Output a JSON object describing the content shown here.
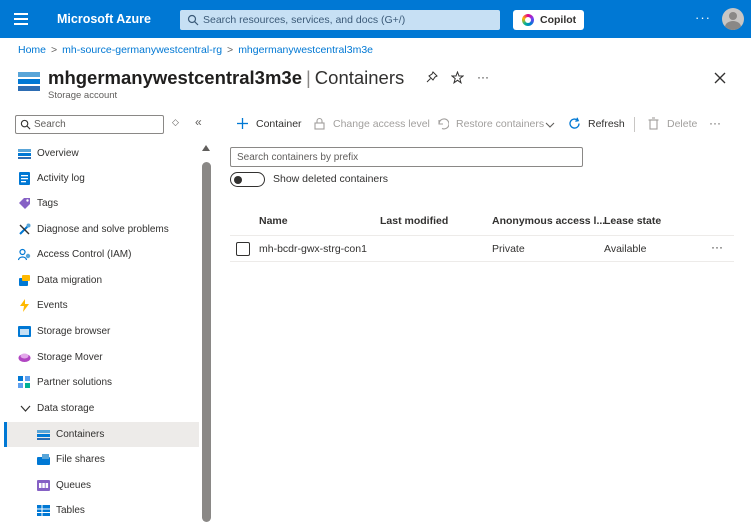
{
  "topbar": {
    "brand": "Microsoft Azure",
    "search_placeholder": "Search resources, services, and docs (G+/)",
    "copilot_label": "Copilot",
    "more": "···"
  },
  "breadcrumb": [
    "Home",
    "mh-source-germanywestcentral-rg",
    "mhgermanywestcentral3m3e"
  ],
  "header": {
    "resource_name": "mhgermanywestcentral3m3e",
    "separator": "|",
    "section": "Containers",
    "subtitle": "Storage account",
    "more": "···"
  },
  "sidebar": {
    "search_placeholder": "Search",
    "items": [
      {
        "label": "Overview",
        "icon": "overview-icon"
      },
      {
        "label": "Activity log",
        "icon": "activity-log-icon"
      },
      {
        "label": "Tags",
        "icon": "tag-icon"
      },
      {
        "label": "Diagnose and solve problems",
        "icon": "wrench-icon"
      },
      {
        "label": "Access Control (IAM)",
        "icon": "people-icon"
      },
      {
        "label": "Data migration",
        "icon": "migration-icon"
      },
      {
        "label": "Events",
        "icon": "lightning-icon"
      },
      {
        "label": "Storage browser",
        "icon": "storage-browser-icon"
      },
      {
        "label": "Storage Mover",
        "icon": "storage-mover-icon"
      },
      {
        "label": "Partner solutions",
        "icon": "partner-icon"
      },
      {
        "label": "Data storage",
        "icon": "chevron-down-icon"
      },
      {
        "label": "Containers",
        "icon": "containers-icon",
        "active": true
      },
      {
        "label": "File shares",
        "icon": "file-shares-icon"
      },
      {
        "label": "Queues",
        "icon": "queues-icon"
      },
      {
        "label": "Tables",
        "icon": "tables-icon"
      }
    ]
  },
  "commands": {
    "container": "Container",
    "change_access": "Change access level",
    "restore": "Restore containers",
    "refresh": "Refresh",
    "delete": "Delete",
    "more": "···"
  },
  "filter": {
    "placeholder": "Search containers by prefix"
  },
  "toggle": {
    "label": "Show deleted containers",
    "on": false
  },
  "table": {
    "columns": [
      "Name",
      "Last modified",
      "Anonymous access l...",
      "Lease state"
    ],
    "rows": [
      {
        "name": "mh-bcdr-gwx-strg-con1",
        "last_modified": "",
        "access": "Private",
        "lease": "Available",
        "more": "···"
      }
    ]
  },
  "colors": {
    "accent": "#0078d4",
    "search_bg": "#c7e0f4",
    "active_bg": "#edebe9"
  }
}
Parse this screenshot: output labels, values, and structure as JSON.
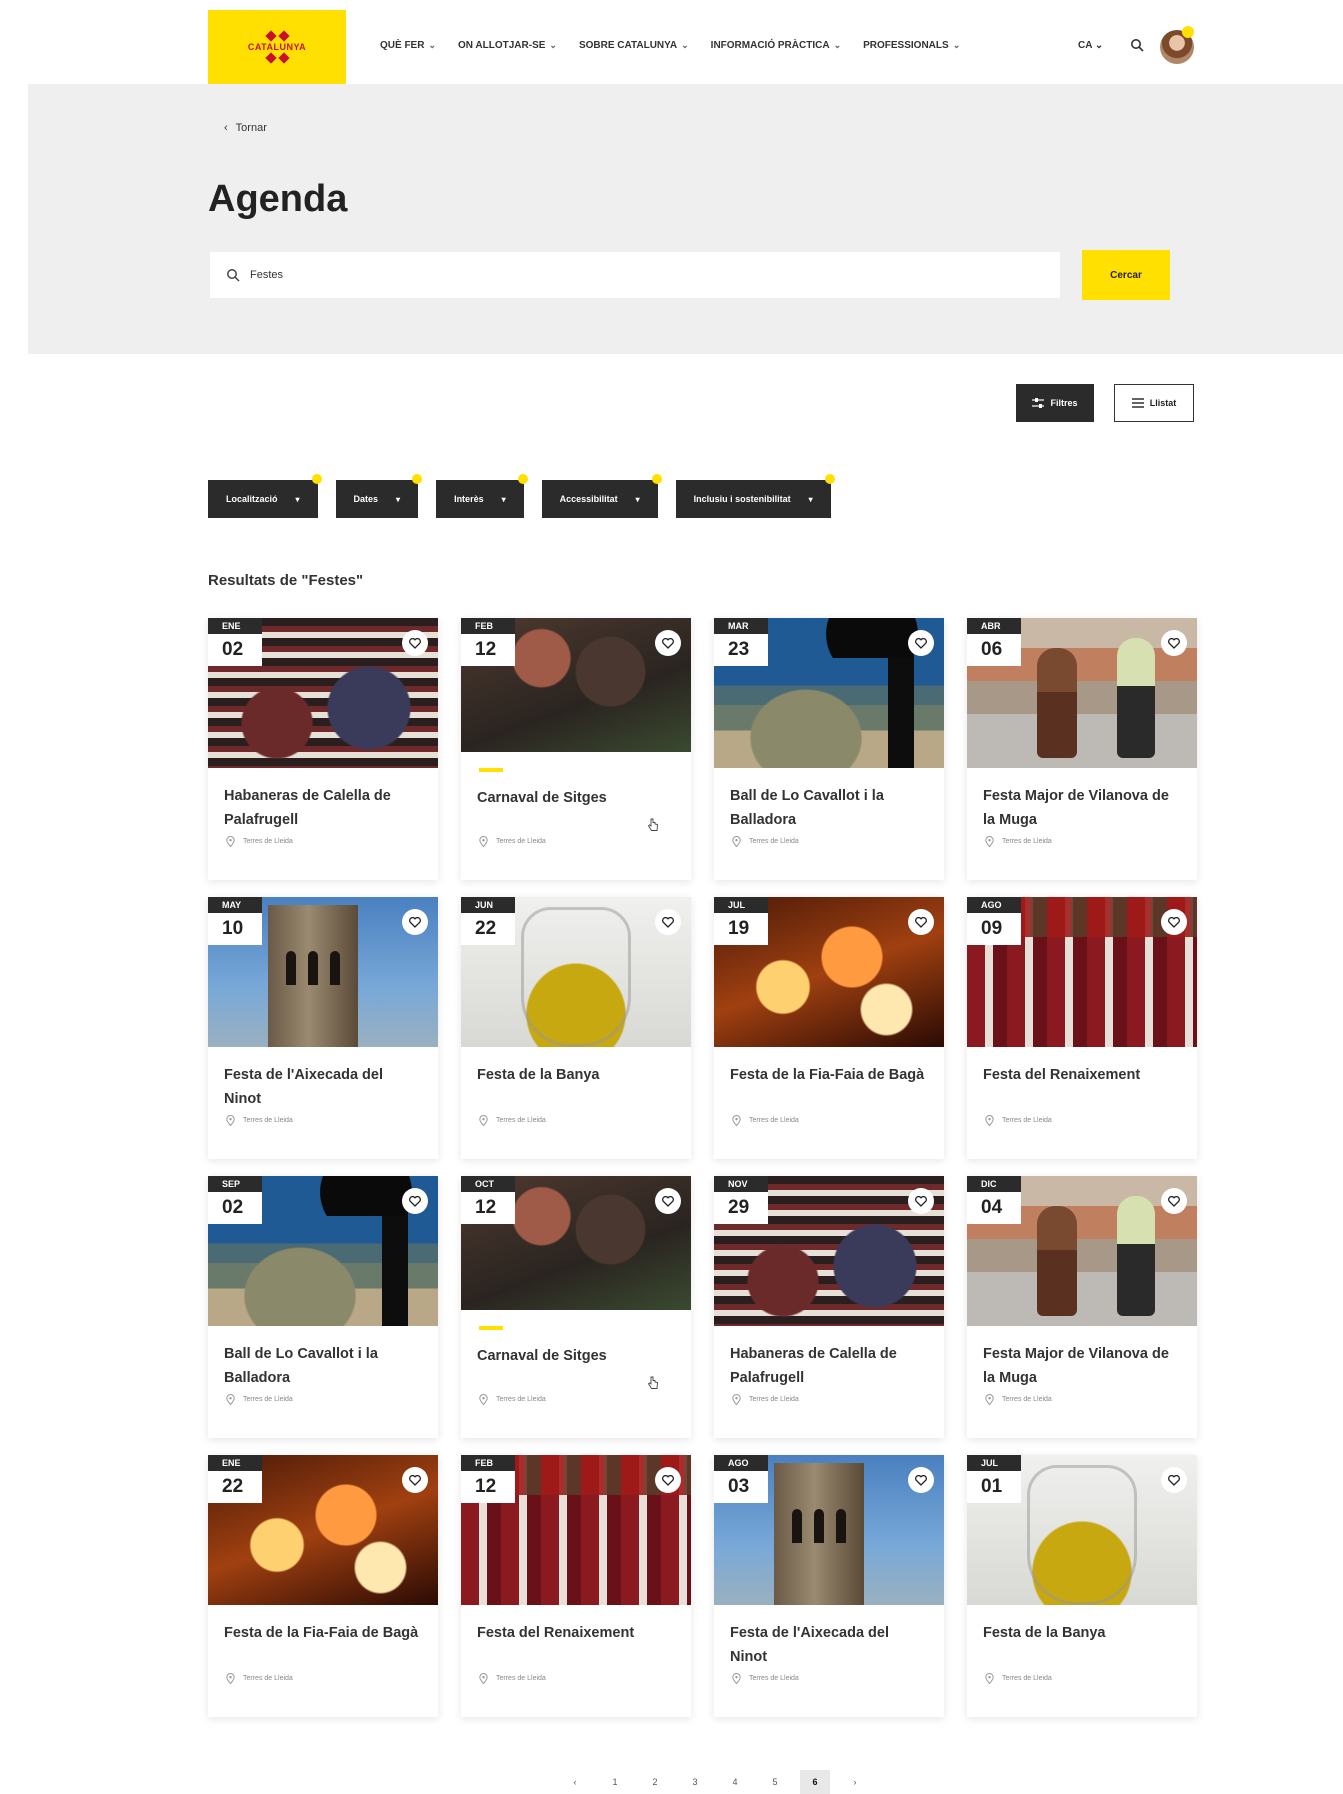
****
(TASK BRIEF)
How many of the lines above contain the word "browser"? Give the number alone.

(ANSWER TO THE PROBLEM)
2